:: Input records ::
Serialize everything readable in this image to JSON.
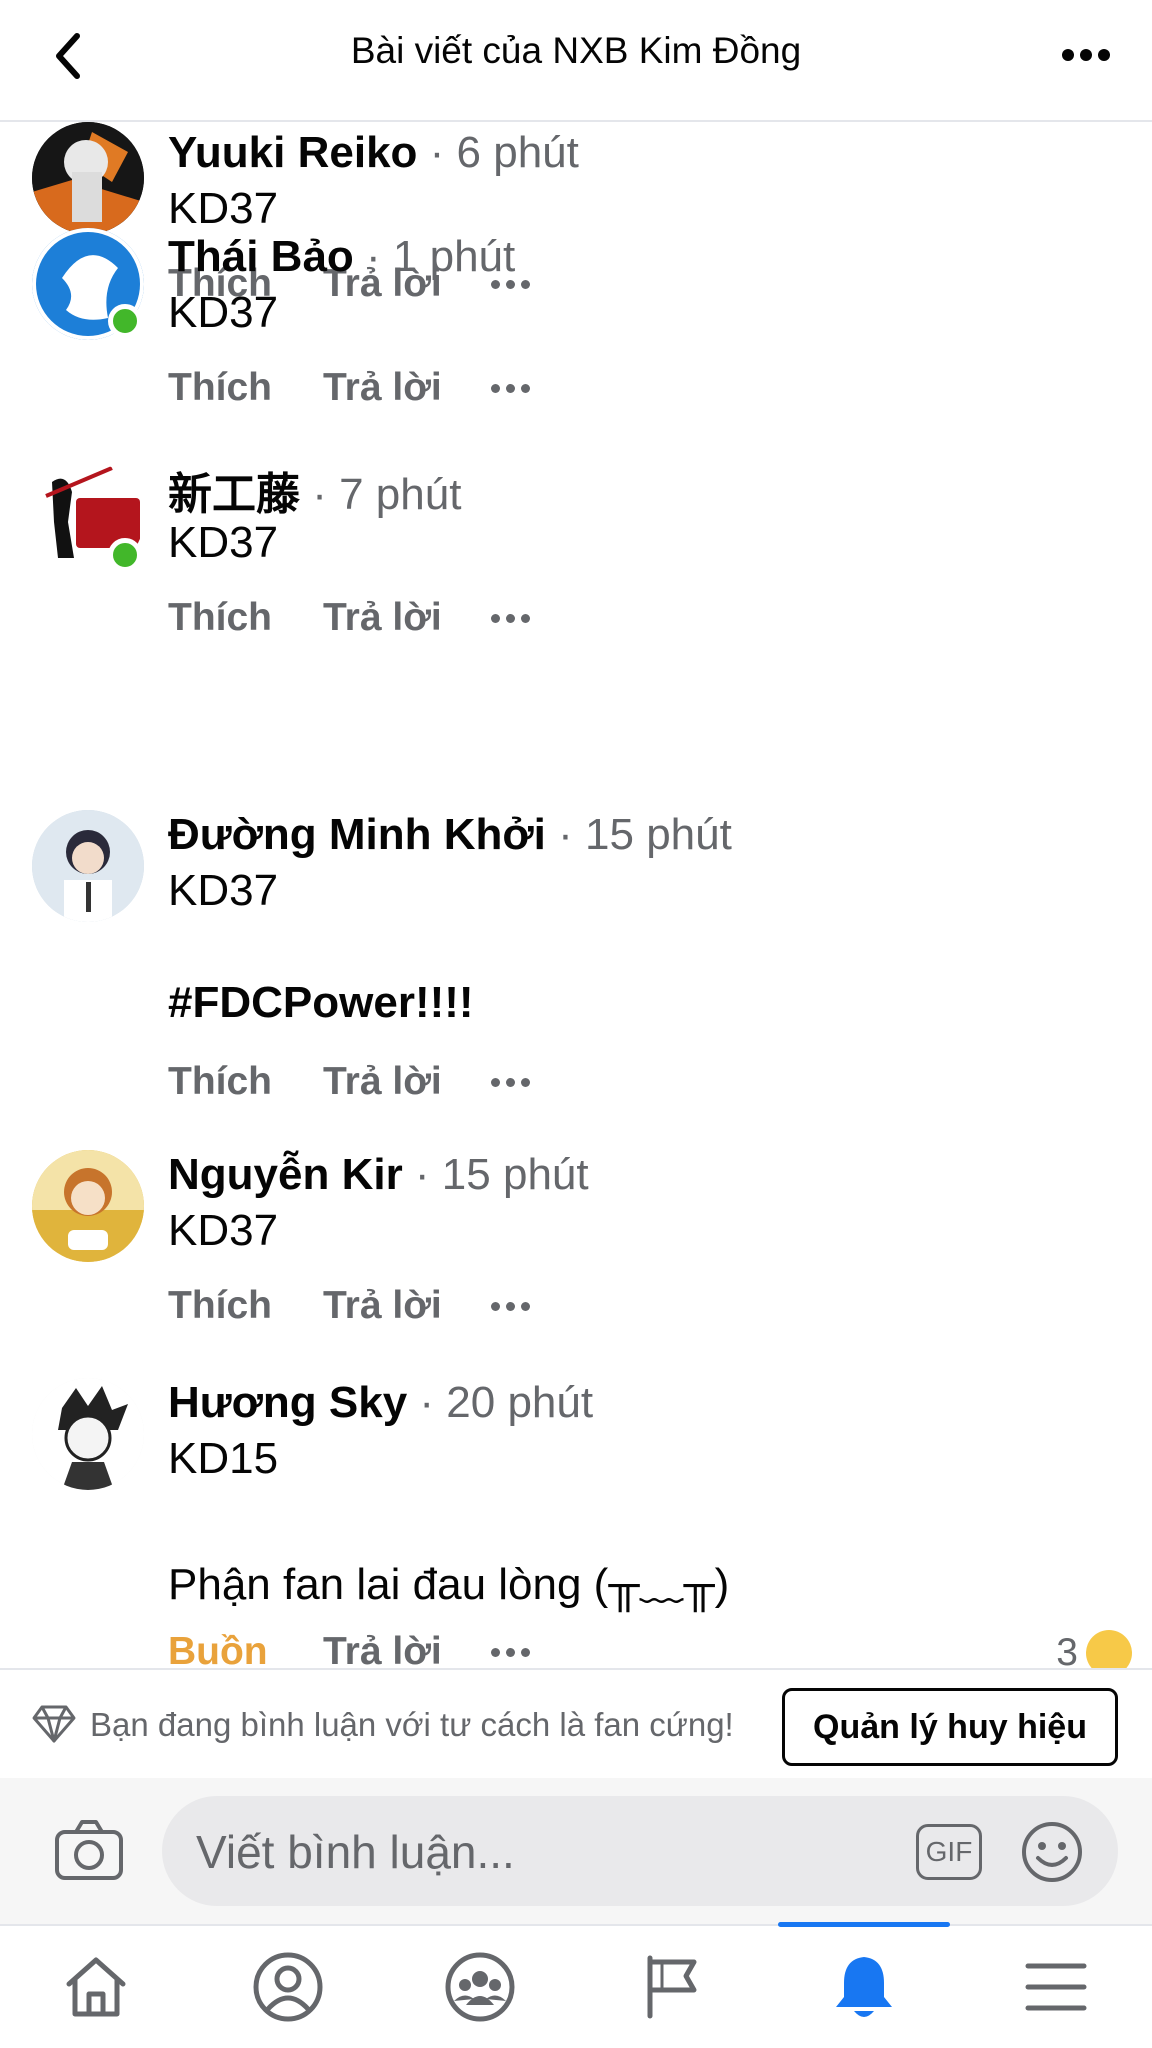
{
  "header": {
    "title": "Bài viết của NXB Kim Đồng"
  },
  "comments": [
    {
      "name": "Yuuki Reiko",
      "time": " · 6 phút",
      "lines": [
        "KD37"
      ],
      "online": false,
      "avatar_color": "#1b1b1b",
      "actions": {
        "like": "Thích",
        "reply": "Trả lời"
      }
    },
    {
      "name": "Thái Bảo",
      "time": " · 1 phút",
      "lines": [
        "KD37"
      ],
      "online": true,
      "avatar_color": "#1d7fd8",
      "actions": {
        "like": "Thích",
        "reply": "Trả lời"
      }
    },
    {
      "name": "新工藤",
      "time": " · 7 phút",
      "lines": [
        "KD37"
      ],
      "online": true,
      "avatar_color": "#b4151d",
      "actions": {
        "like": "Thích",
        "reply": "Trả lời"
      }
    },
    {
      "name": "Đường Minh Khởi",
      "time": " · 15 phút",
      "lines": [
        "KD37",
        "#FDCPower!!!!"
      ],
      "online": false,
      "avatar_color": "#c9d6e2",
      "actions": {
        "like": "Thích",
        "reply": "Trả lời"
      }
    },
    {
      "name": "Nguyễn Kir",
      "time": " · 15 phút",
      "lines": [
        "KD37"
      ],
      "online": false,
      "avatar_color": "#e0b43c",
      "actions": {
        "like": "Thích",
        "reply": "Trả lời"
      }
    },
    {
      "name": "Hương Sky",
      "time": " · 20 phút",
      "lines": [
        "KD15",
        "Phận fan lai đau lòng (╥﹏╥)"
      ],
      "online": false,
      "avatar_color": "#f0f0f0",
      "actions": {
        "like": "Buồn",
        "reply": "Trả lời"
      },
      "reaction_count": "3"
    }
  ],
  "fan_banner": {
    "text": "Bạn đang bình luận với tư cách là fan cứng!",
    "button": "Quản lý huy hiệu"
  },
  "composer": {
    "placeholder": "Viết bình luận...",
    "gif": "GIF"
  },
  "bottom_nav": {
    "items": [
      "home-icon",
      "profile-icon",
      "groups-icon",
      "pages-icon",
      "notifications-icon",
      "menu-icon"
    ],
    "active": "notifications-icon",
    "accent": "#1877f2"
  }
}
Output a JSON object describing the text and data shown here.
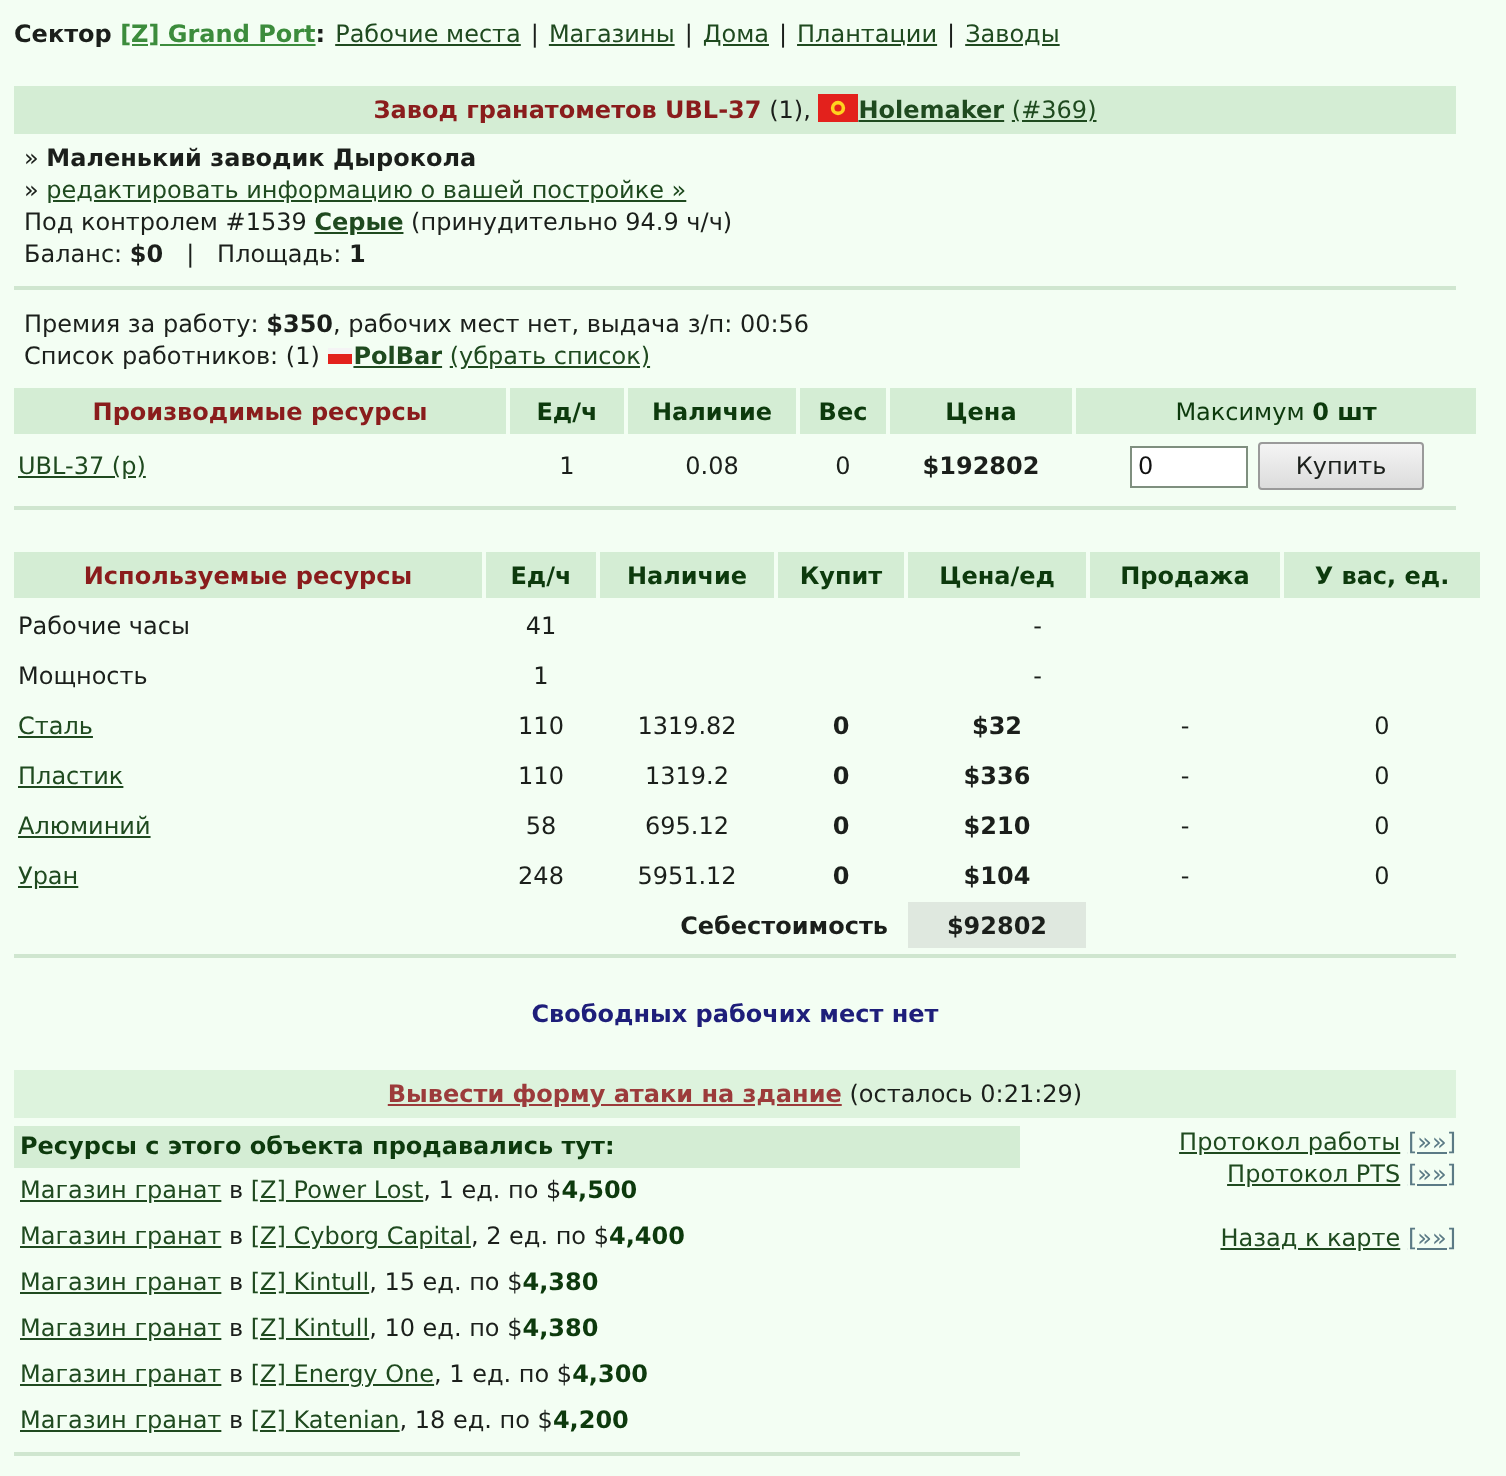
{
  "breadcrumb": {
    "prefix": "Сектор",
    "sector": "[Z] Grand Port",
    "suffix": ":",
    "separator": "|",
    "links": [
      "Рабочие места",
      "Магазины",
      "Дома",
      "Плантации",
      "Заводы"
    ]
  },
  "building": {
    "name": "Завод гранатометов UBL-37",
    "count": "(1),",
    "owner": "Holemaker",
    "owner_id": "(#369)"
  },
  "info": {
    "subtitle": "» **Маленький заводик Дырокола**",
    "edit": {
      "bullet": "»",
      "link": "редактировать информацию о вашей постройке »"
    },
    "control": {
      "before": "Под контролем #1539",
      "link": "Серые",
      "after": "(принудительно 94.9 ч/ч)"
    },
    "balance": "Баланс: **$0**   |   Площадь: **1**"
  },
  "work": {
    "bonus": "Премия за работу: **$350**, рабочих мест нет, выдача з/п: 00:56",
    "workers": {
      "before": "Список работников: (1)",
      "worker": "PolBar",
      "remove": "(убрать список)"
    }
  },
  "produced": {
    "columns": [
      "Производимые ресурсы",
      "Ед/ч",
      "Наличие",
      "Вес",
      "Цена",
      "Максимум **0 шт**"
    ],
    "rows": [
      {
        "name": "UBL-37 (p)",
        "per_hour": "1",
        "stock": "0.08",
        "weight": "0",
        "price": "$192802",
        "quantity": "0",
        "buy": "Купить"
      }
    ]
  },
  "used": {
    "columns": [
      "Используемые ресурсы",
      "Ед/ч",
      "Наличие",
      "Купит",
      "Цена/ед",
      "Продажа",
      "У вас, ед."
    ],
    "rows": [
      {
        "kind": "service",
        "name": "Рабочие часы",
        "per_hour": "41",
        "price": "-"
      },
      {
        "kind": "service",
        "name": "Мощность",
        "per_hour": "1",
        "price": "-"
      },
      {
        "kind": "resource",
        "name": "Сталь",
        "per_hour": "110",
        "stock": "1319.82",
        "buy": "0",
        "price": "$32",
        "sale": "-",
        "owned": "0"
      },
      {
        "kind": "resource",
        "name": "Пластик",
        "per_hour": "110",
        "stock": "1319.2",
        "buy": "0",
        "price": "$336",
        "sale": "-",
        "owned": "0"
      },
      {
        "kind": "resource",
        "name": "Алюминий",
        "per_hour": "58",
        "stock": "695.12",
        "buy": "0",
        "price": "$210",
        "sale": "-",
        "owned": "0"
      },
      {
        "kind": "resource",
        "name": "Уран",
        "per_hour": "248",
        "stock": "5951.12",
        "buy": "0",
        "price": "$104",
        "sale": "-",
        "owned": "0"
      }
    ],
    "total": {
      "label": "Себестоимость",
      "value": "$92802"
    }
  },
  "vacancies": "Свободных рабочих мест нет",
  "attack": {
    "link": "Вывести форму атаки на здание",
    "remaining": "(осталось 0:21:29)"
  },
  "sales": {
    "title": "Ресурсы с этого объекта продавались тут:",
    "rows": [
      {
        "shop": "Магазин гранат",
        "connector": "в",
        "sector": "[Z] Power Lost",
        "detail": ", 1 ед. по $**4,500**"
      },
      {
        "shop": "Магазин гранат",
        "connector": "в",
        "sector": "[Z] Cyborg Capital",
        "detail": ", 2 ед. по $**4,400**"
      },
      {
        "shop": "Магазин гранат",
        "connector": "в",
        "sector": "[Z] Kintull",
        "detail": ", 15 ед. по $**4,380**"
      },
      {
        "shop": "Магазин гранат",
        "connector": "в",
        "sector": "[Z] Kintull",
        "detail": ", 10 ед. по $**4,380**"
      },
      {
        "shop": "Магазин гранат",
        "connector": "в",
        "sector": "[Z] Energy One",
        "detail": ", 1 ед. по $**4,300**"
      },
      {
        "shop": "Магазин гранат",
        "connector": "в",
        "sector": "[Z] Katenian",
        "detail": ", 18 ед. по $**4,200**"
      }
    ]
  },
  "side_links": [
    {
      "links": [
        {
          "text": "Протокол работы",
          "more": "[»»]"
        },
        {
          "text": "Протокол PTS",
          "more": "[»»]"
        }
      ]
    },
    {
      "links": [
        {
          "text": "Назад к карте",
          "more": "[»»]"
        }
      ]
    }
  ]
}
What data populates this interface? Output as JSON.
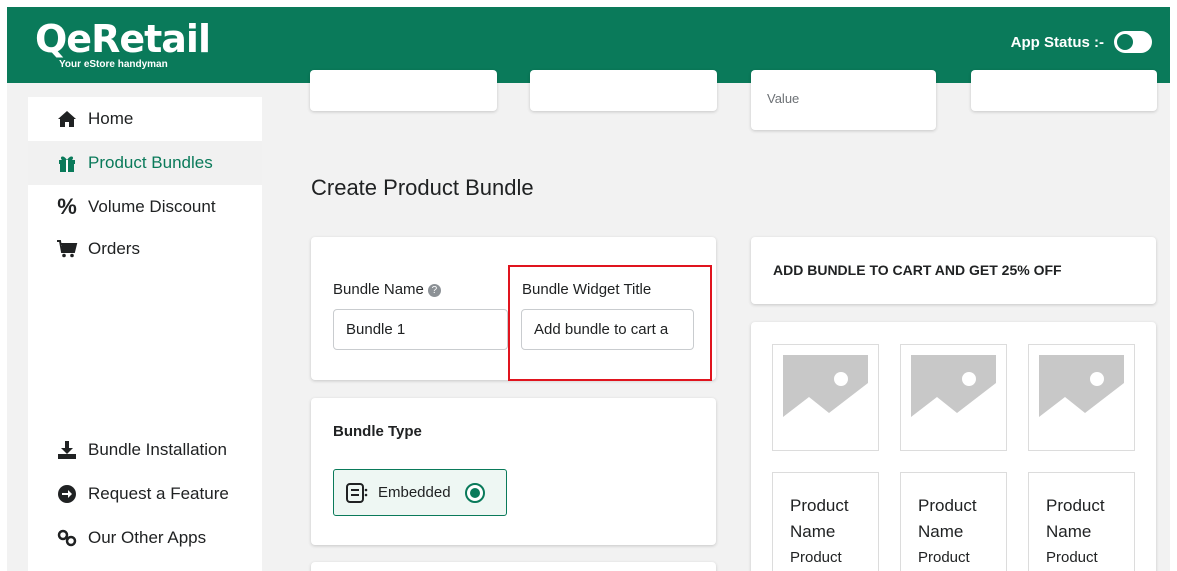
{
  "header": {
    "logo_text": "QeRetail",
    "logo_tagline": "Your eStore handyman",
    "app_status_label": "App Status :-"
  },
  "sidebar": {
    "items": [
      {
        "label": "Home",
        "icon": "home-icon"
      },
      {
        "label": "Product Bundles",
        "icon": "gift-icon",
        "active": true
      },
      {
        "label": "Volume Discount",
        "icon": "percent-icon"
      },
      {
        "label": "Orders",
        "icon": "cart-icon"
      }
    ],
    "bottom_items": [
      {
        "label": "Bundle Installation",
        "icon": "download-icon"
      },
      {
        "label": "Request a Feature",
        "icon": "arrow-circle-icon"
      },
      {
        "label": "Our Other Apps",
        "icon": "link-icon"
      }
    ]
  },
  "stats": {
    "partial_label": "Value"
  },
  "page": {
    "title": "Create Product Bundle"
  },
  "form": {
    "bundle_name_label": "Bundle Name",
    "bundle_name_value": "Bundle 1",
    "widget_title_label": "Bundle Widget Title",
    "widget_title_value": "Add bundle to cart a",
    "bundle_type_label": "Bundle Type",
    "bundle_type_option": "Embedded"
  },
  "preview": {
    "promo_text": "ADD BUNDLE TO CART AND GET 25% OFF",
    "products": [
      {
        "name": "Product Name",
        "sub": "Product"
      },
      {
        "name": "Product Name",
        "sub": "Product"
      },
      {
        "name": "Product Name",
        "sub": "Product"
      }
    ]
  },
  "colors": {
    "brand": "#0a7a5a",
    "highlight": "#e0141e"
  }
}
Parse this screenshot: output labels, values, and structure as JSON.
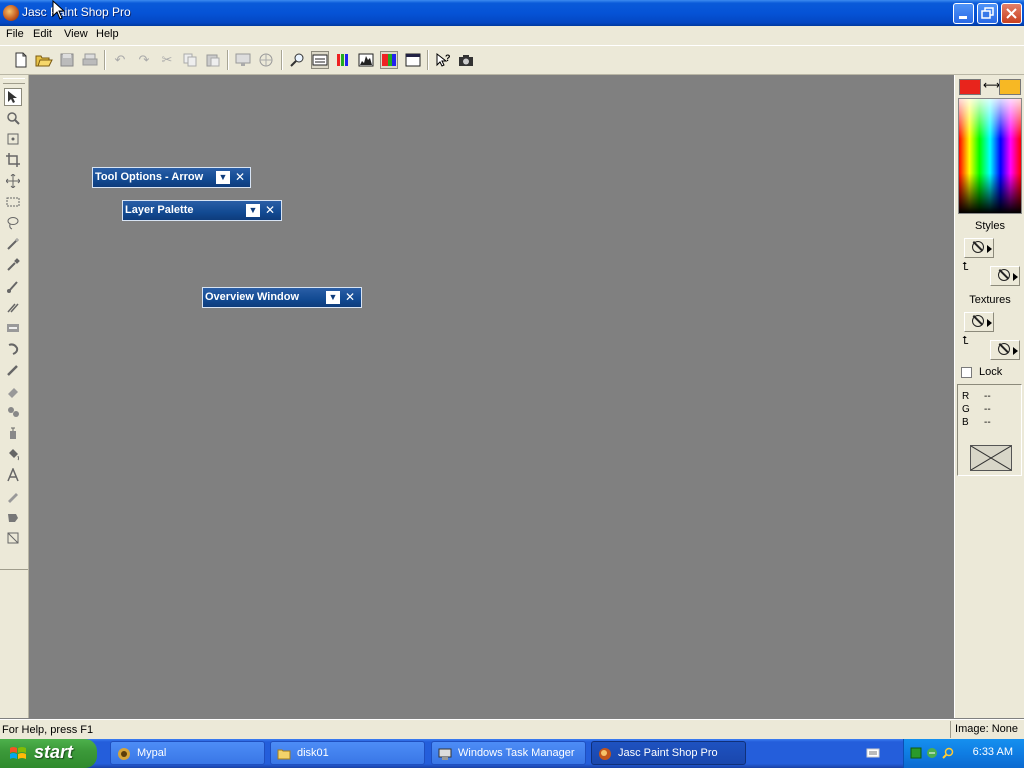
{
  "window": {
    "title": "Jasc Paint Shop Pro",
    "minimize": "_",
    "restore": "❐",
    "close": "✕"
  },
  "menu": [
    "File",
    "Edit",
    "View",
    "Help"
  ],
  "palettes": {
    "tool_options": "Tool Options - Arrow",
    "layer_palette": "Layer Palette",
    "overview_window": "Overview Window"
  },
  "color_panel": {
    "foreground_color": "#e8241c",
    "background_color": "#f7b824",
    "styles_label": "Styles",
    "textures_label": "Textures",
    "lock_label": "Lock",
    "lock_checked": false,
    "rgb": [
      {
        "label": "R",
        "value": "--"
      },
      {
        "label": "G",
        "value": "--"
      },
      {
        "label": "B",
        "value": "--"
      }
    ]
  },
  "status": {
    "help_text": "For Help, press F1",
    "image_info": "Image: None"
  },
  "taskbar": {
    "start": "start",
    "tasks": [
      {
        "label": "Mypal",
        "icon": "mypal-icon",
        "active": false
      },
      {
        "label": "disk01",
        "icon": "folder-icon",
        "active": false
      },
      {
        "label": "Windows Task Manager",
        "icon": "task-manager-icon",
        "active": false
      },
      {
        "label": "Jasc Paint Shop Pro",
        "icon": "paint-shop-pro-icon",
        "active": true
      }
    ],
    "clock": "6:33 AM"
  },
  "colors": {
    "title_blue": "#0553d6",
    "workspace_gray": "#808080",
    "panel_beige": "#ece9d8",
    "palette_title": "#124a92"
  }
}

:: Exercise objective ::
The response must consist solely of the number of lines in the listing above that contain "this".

:: Reply to the task ::
3